29 May, 2000

Portsmouth, NH ( The father of a 17-year-old student, murdered during the massacre at Columbine High School, contends gun control is not the answer to the problem of school violence.

Darrell Scott, father of slain Columbine student Rachel Scott, said the real answer lies in the "freedom of religious expression" in the nation's schools, a freedom he contends government at all levels has worked overtime to eliminate. "There is a God, despite the fact this government has prohibited worship in the schools."

Scott, on a nationwide speaking tour, spoke during the weekend to a gathering at the Portsmouth Music Hall. Since June 1999, the 51-year old Louisiana native has delivered more than 200 talks in 130 communities in 48 states. He and Rachel's mother, Beth Nino, from whom he is divorced, have also written a book titled "Rachel's Tears," which was released April 20, 2000, on the first anniversary of the Columbine blood bath.

"Why are we afraid of looking in the area of free religious expression, when that might offer solutions," to the issue of school violence and other concerns facing youngsters, Scott asked.

As for the separation of church and state, which opponents of school prayers cite, in their opposition to school-based worship, Scott said it's not part of the Constitution. "People have been brainwashed about's not in the Constitution."

While insisting he is not opposed to the use of gun safety locks or other measures, which will prevent school violence, Scott, the father of five, added, "Laws aren't going to stop the violence. It's idiotic to think that guns are responsible for my daughter's death. A young man was responsible for her death.

"The world we have created in America, helped lead to my daughter's death," he insisted. "Gun control is not the solution. It's not the say that will prevent Columbine's from happening is ridiculous."

Scott said many of the nation's schools mirror the broader culture, a culture in which he said, "anything goes, everything goes."

Asked why he gave up his job as vice president of a food service company, to speak on this issue, Scott responded, "It's a sense of fulfillment. I'm carrying on my daughter's legacy. She wanted to make a difference...she's doing it through her life, death and writings. I'm not doing this for therapy or healing."

In fact, Scott admits he doesn't like to deal with the feelings left by the tragedy, which was caused by Eric Harris and Dylan Klebold, the two Columbine student-shooters, who, in a matter of minutes, snuffed out more than a dozen lives. Asked about his feelings over the loss of his 17 year-old child, Scott responded, "You can't answer that. First, I don't want to and second, you can't. It's not fully describable. I don't get into feelings. There's too much positive to focus on."

Asked how he responds when he hears the names of the two killers, Scott said, "I feel for their families and pray for their families.
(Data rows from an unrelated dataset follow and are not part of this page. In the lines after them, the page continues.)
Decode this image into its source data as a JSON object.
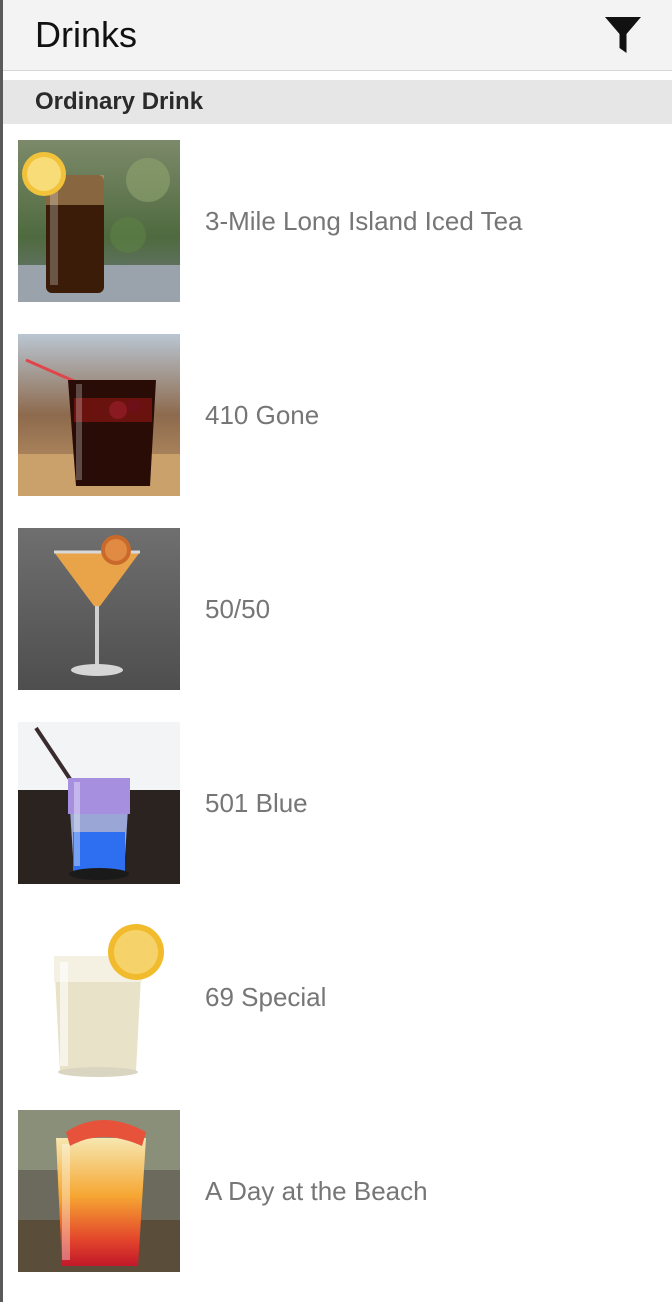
{
  "app_bar": {
    "title": "Drinks",
    "filter_icon": "filter-icon"
  },
  "section": {
    "title": "Ordinary Drink"
  },
  "drinks": [
    {
      "name": "3-Mile Long Island Iced Tea",
      "image": "iced-tea-glass-photo"
    },
    {
      "name": "410 Gone",
      "image": "dark-cocktail-glass-photo"
    },
    {
      "name": "50/50",
      "image": "martini-glass-photo"
    },
    {
      "name": "501 Blue",
      "image": "blue-layered-drink-photo"
    },
    {
      "name": "69 Special",
      "image": "lemon-highball-photo"
    },
    {
      "name": "A Day at the Beach",
      "image": "sunrise-layered-drink-photo"
    }
  ]
}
My heart goes out to their families and it did from the very beginning."

Scott said the killing brought him and his former wife, the child's mother, closer together. "The sting of it (the shootings) has already ended, but I don't think the grieving will ever end." In a way, Scott also considers himself somewhat lucky, since a son, Craig, was in the school's library when Harris and Klebold entered and began shooting.

Citing what he called "the lack of spiritual influence" in the nation's schools," Scott said, "If you remove religious principles from education, it will breed immorality and that's what's happened."
Scott characterized the presence of "cops and metal detectors," in schools as "more band-aids," and added, "God has the ability to change lives."
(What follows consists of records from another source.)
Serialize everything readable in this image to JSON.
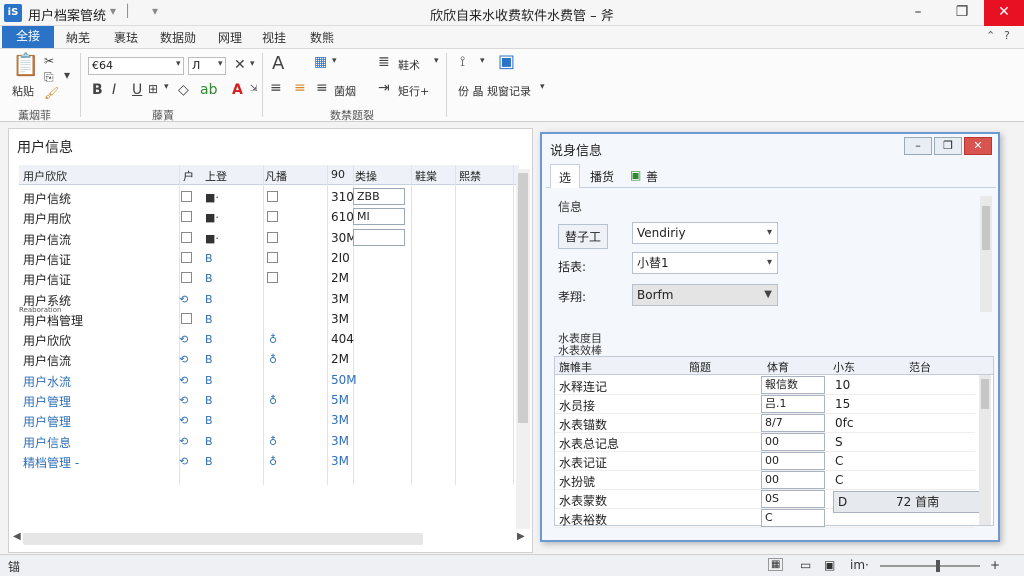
{
  "titlebar": {
    "app_icon": "iS",
    "doc_title": "用户档案管统",
    "window_title": "欣欣自来水收费软件水费管 – 斧",
    "min": "–",
    "max": "❐",
    "close": "✕"
  },
  "tabs": {
    "file": "全接",
    "items": [
      "納芜",
      "裹珐",
      "数据勋",
      "网理",
      "视挂",
      "数熊"
    ]
  },
  "ribbon": {
    "font_name": "€64",
    "font_size": "Л",
    "group_labels": [
      "薰烟菲",
      "藤賣",
      "数禁题裂"
    ],
    "btn_wrap": "鞋术",
    "btn_merge": "菌烟",
    "btn_fold": "矩行+",
    "btn_record": "份 晶 规窗记录"
  },
  "left_panel": {
    "title": "用户信息",
    "headers": [
      "用户欣欣",
      "户",
      "上登",
      "凡播",
      "90",
      "类操",
      "鞋棠",
      "熙禁"
    ],
    "rows": [
      {
        "name": "用户信统",
        "sizeval": "310",
        "input": "ZBB",
        "blue": false
      },
      {
        "name": "用户用欣",
        "sizeval": "610",
        "input": "MI",
        "blue": false
      },
      {
        "name": "用户信流",
        "sizeval": "30M",
        "input": "",
        "blue": false
      },
      {
        "name": "用户信证",
        "sizeval": "2I0",
        "input": "",
        "blue": false
      },
      {
        "name": "用户信证",
        "sizeval": "2M",
        "input": "",
        "blue": false
      },
      {
        "name": "用户系统",
        "sizeval": "3M",
        "input": "",
        "blue": false
      },
      {
        "name": "用户档管理",
        "sizeval": "3M",
        "input": "",
        "blue": false
      },
      {
        "name": "用户欣欣",
        "sizeval": "404",
        "input": "",
        "blue": false
      },
      {
        "name": "用户信流",
        "sizeval": "2M",
        "input": "",
        "blue": false
      },
      {
        "name": "用户水流",
        "sizeval": "50M",
        "input": "",
        "blue": true
      },
      {
        "name": "用户管理",
        "sizeval": "5M",
        "input": "",
        "blue": true
      },
      {
        "name": "用户管理",
        "sizeval": "3M",
        "input": "",
        "blue": true
      },
      {
        "name": "用户信息",
        "sizeval": "3M",
        "input": "",
        "blue": true
      },
      {
        "name": "精档管理 -",
        "sizeval": "3M",
        "input": "",
        "blue": true
      }
    ],
    "tiny_label": "Reaboration"
  },
  "dialog": {
    "title": "说身信息",
    "tabs": [
      "选",
      "播货",
      "善"
    ],
    "section": "信息",
    "fields": [
      {
        "label": "替子工",
        "value": "Vendiriy"
      },
      {
        "label": "括表:",
        "value": "小替1"
      },
      {
        "label": "孝翔:",
        "value": "Borfm"
      }
    ],
    "sub_section_1": "水表度目",
    "sub_section_2": "水表效棒",
    "grid_headers": [
      "旗帷丰",
      "簡题",
      "体育",
      "小东",
      "范台"
    ],
    "grid_rows": [
      {
        "name": "水释连记",
        "c2": "報信数",
        "c3": "10"
      },
      {
        "name": "水员接",
        "c2": "吕.1",
        "c3": "15"
      },
      {
        "name": "水表锚数",
        "c2": "8/7",
        "c3": "0fc"
      },
      {
        "name": "水表总记息",
        "c2": "00",
        "c3": "S"
      },
      {
        "name": "水表记证",
        "c2": "00",
        "c3": "C"
      },
      {
        "name": "水扮號",
        "c2": "00",
        "c3": "C"
      },
      {
        "name": "水表蒙数",
        "c2": "0S",
        "c3": ""
      },
      {
        "name": "水表裕数",
        "c2": "C",
        "c3": ""
      }
    ],
    "action_left": "D",
    "action_right": "72 首南"
  },
  "statusbar": {
    "left": "锚",
    "zoom_label": "im·",
    "plus": "+"
  }
}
Speaking of his daughter's "mission," about which she wrote in her diaries - to help the handicapped, children who are picked on in school and new arrivals to the school - and the "code of ethics she lived by," Scott said, "I challenge young people to pick up her torch, because she can't do it any more."
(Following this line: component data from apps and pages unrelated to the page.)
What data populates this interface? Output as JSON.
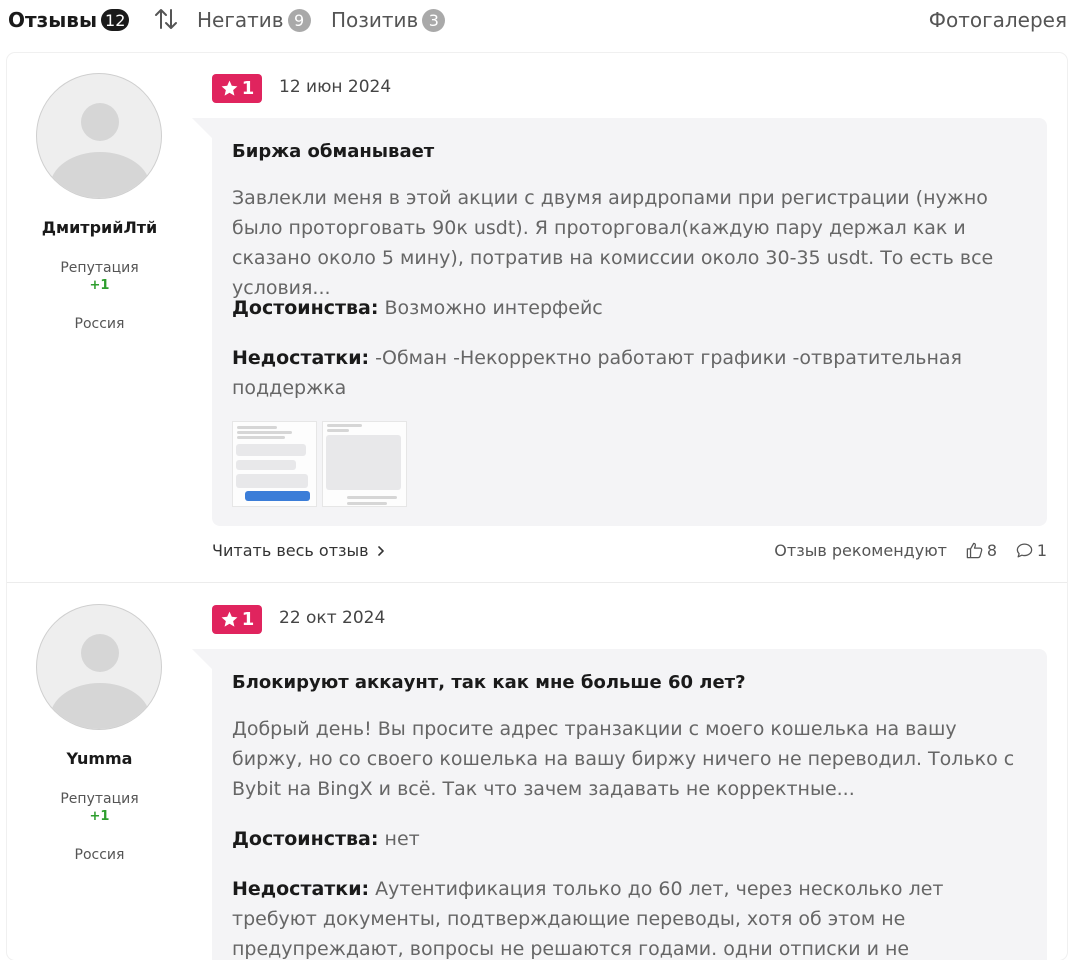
{
  "tabs": {
    "all_label": "Отзывы",
    "all_count": "12",
    "negative_label": "Негатив",
    "negative_count": "9",
    "positive_label": "Позитив",
    "positive_count": "3",
    "gallery_label": "Фотогалерея",
    "sort_icon": "sort-arrows-icon"
  },
  "colors": {
    "rating_badge": "#e0245e",
    "reputation_positive": "#2e9e2e",
    "bubble_bg": "#f4f4f6"
  },
  "reviews": [
    {
      "author": "ДмитрийЛтй",
      "reputation_label": "Репутация",
      "reputation_value": "+1",
      "country": "Россия",
      "rating": "1",
      "date": "12 июн 2024",
      "title": "Биржа обманывает",
      "text": "Завлекли меня в этой акции с двумя аирдропами при регистрации (нужно было проторговать 90к usdt). Я проторговал(каждую пару держал как и сказано около 5 мину), потратив на комиссии около 30-35 usdt. То есть все условия...",
      "pros_label": "Достоинства:",
      "pros": "Возможно интерфейс",
      "cons_label": "Недостатки:",
      "cons": "-Обман -Некорректно работают графики -отвратительная поддержка",
      "read_more": "Читать весь отзыв",
      "recommend_label": "Отзыв рекомендуют",
      "likes": "8",
      "comments": "1"
    },
    {
      "author": "Yumma",
      "reputation_label": "Репутация",
      "reputation_value": "+1",
      "country": "Россия",
      "rating": "1",
      "date": "22 окт 2024",
      "title": "Блокируют аккаунт, так как мне больше 60 лет?",
      "text": "Добрый день! Вы просите адрес транзакции с моего кошелька на вашу биржу, но со своего кошелька на вашу биржу ничего не переводил. Только с Bybit на BingX и всё. Так что зачем задавать не корректные...",
      "pros_label": "Достоинства:",
      "pros": "нет",
      "cons_label": "Недостатки:",
      "cons": "Аутентификация только до 60 лет, через несколько лет требуют документы, подтверждающие переводы, хотя об этом не предупреждают, вопросы не решаются годами. одни отписки и не выполнимые требования."
    }
  ]
}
Next month, during an appearance in Washington, DC at the National Press Club, Scott said he will unveil the "Acts of Kindness" campaign, in honor of his daughter. "It's a call to commitment from young people, who want to make a difference. I want to encourage young people to make a difference in schools and to give kindness an opportunity to make a difference in life," said the father. "Passing laws will not prohibit violence."